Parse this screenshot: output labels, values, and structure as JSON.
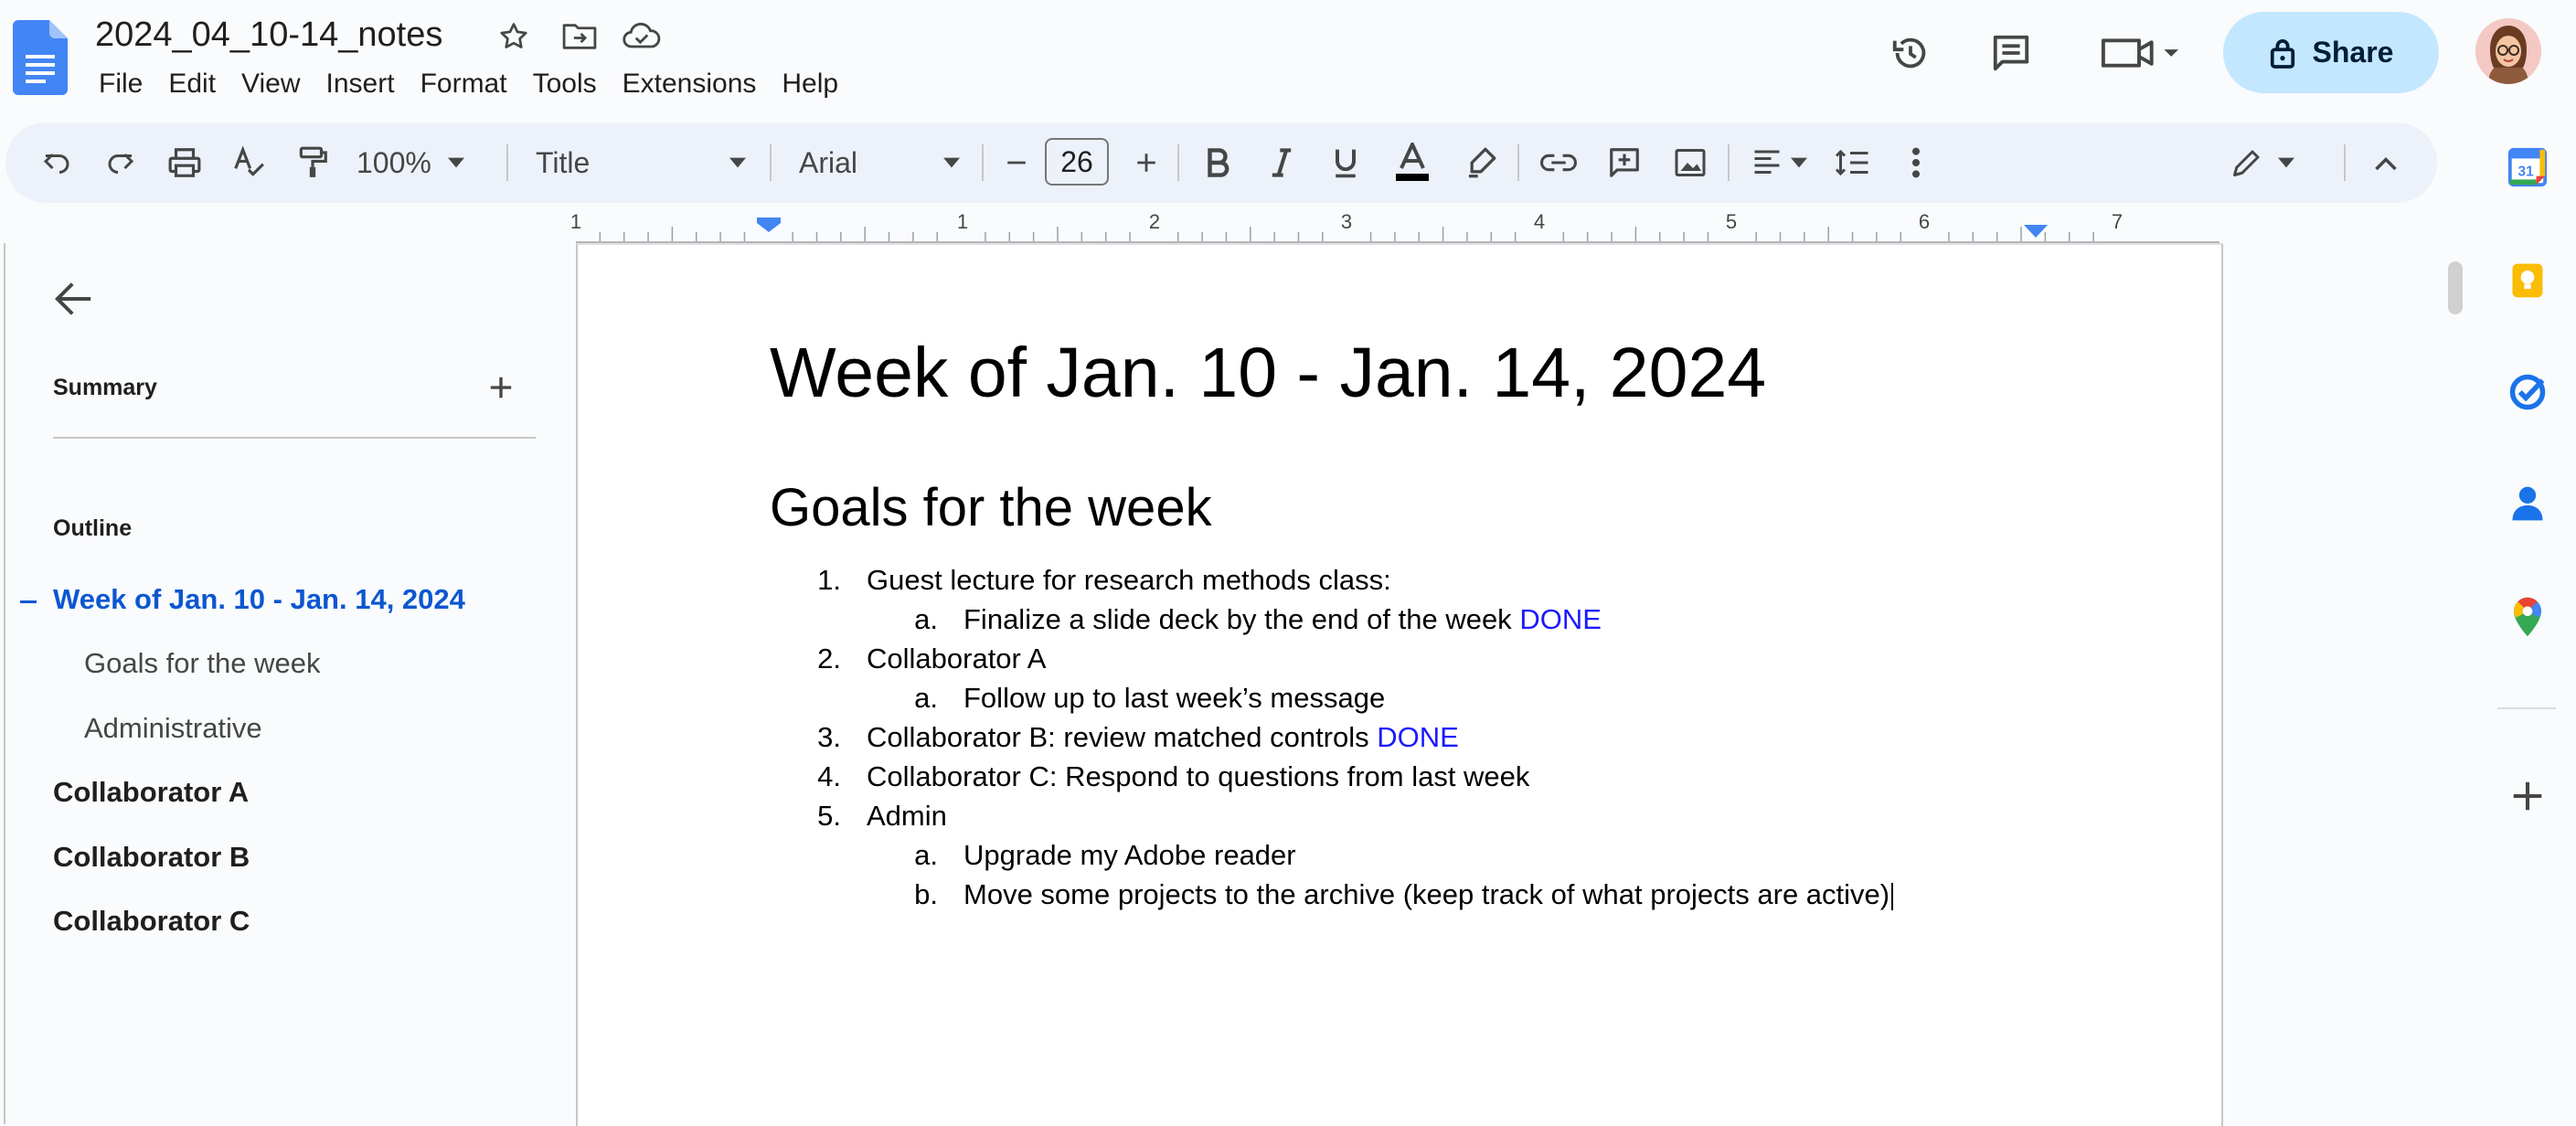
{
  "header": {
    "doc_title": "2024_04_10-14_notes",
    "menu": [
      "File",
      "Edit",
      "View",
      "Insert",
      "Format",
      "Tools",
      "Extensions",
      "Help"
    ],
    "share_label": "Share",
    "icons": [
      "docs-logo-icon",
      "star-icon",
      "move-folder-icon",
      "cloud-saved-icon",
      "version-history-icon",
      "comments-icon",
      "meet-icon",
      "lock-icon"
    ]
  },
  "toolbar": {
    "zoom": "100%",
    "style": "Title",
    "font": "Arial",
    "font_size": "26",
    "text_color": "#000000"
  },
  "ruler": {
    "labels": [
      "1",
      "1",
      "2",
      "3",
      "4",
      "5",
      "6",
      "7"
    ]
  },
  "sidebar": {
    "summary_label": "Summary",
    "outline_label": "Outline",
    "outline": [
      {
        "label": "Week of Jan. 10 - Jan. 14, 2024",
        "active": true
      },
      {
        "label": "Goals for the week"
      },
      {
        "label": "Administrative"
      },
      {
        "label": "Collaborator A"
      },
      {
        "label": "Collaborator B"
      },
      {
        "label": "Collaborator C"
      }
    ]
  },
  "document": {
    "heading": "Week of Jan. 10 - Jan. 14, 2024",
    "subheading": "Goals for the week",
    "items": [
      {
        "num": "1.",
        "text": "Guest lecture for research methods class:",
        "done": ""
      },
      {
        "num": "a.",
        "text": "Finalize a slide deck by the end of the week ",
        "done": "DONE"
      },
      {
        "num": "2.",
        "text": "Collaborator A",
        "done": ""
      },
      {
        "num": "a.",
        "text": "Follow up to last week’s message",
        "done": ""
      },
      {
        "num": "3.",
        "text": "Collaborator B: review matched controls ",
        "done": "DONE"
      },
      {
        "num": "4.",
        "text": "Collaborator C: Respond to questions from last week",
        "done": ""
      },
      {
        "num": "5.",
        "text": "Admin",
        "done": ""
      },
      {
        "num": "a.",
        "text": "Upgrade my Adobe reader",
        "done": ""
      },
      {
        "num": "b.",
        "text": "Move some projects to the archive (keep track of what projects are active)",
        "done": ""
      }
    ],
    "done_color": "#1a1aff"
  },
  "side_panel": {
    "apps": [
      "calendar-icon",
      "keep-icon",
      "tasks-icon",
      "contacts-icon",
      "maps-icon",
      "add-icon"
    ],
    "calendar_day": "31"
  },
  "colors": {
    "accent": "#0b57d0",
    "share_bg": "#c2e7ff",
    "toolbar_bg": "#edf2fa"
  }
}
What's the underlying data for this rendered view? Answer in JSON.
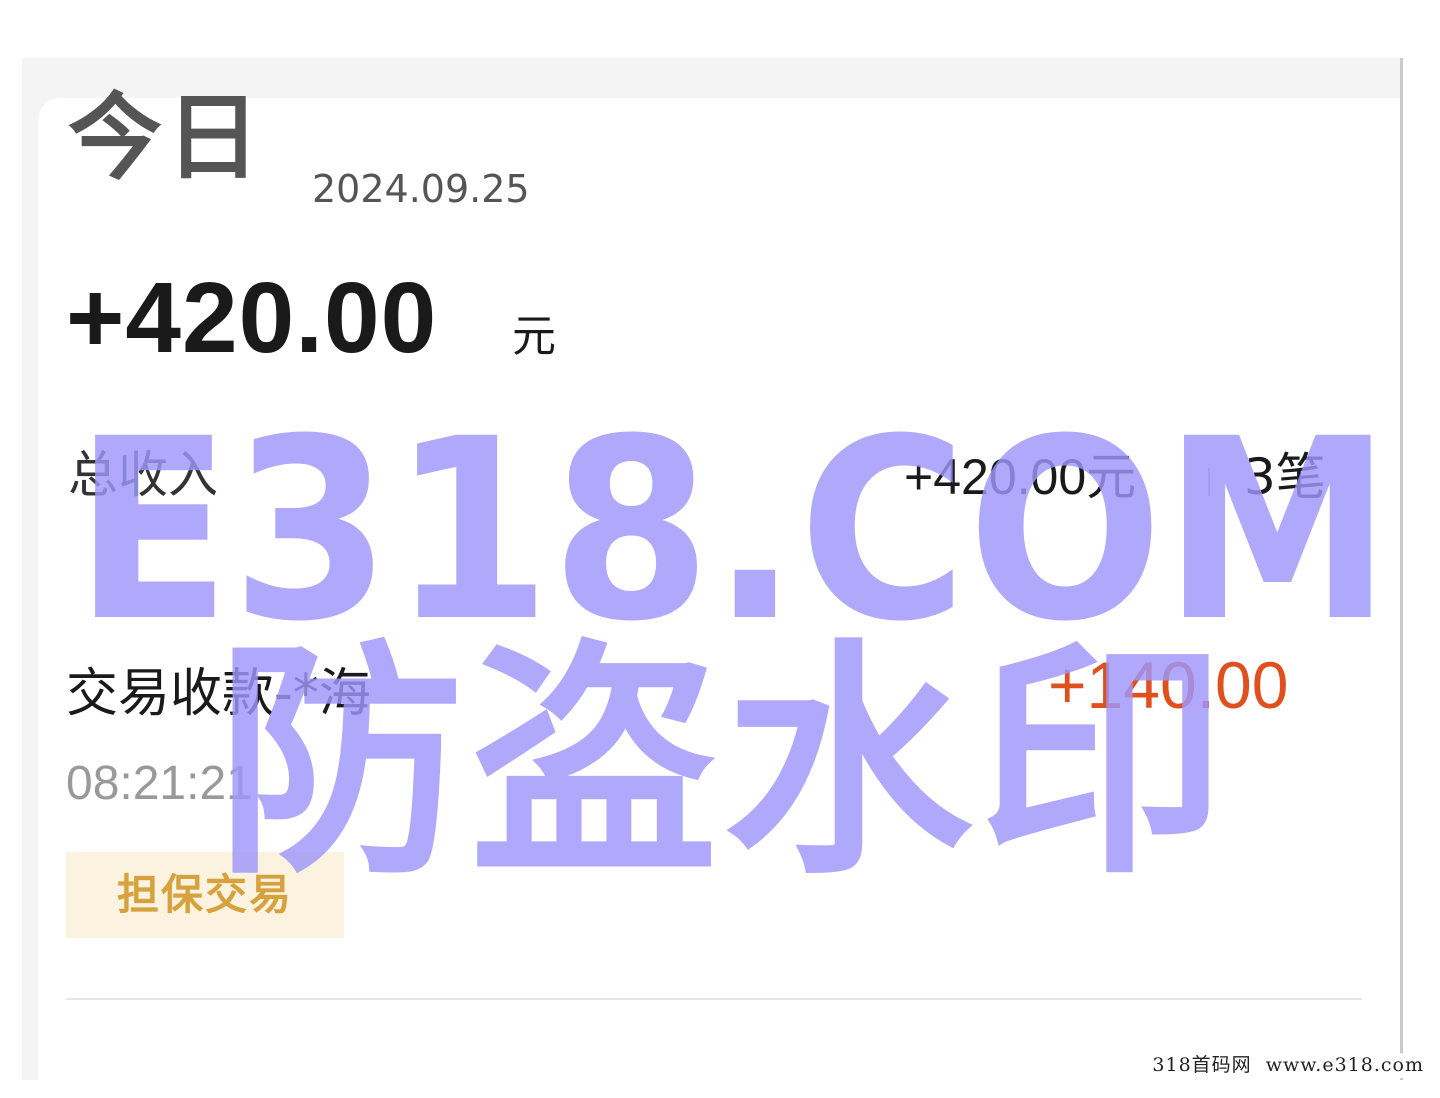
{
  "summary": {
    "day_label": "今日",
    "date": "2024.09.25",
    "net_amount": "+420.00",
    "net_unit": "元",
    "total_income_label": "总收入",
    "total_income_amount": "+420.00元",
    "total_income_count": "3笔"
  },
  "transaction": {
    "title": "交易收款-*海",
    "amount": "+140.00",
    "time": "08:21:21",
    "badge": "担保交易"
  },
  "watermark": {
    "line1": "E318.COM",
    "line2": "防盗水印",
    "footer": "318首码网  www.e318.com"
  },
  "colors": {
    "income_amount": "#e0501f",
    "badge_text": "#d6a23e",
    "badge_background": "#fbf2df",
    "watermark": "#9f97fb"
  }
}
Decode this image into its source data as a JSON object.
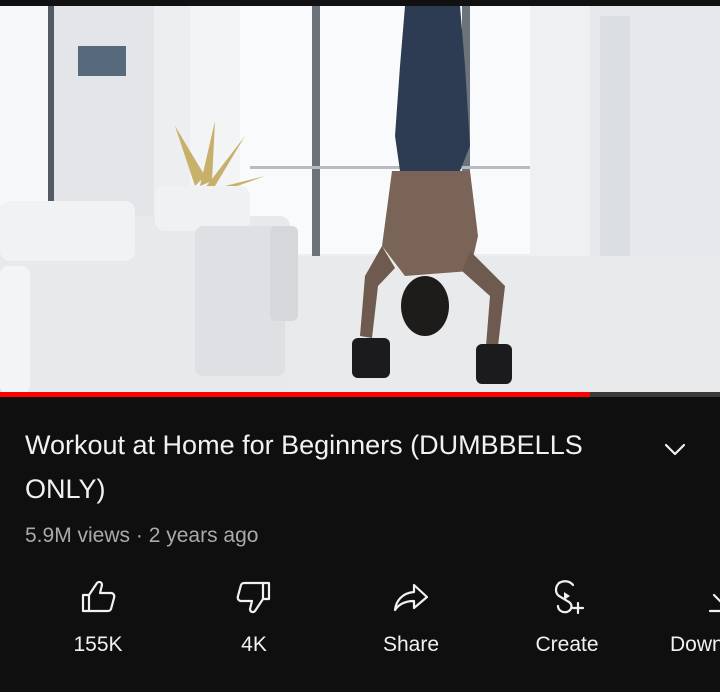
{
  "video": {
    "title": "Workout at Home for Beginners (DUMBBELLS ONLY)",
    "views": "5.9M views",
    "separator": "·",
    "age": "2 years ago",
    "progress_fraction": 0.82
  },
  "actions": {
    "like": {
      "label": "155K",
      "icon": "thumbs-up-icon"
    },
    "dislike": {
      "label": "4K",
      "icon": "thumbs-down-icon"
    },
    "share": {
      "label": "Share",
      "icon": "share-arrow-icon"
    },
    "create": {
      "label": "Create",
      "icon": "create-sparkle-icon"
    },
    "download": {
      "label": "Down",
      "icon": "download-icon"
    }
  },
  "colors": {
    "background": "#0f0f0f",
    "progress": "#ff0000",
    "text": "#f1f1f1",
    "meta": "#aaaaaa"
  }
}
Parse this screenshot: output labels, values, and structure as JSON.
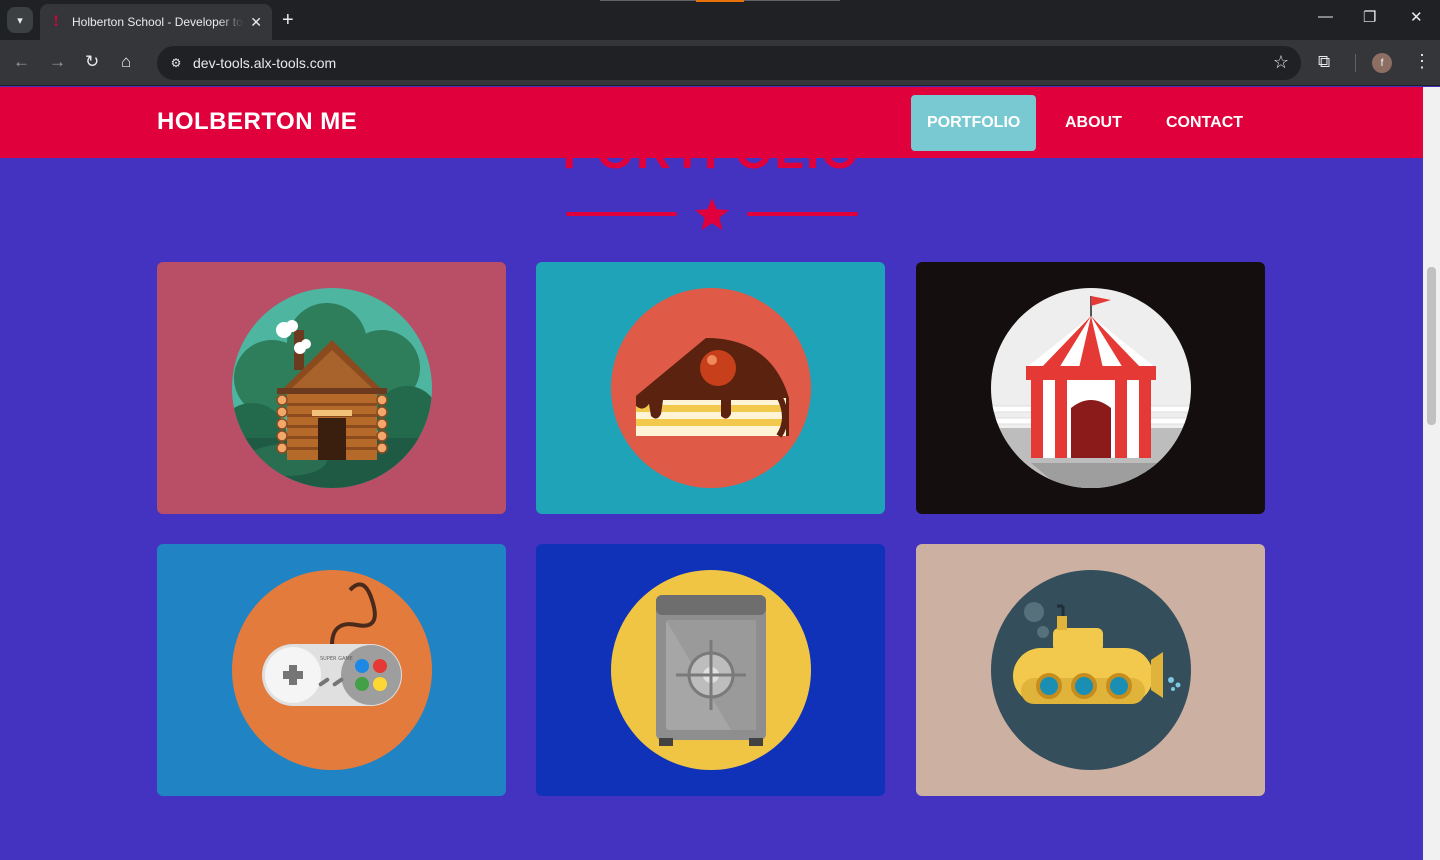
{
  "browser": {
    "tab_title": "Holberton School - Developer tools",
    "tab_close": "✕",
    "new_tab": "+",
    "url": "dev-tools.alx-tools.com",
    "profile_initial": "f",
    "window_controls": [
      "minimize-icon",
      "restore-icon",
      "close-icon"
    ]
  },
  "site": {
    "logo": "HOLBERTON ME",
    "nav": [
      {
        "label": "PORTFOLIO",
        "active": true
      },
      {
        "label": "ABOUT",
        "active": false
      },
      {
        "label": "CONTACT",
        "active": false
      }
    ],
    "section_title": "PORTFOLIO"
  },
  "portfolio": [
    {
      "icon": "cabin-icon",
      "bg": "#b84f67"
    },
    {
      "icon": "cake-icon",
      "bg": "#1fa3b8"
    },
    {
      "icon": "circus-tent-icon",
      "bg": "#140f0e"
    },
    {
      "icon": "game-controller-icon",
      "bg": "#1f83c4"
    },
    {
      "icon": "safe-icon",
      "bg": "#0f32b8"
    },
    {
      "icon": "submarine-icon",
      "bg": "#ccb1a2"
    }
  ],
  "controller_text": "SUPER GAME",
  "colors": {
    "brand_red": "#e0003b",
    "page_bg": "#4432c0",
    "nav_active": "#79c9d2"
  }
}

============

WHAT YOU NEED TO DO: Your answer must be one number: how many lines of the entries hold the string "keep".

EXERCISE OUTPUT: 2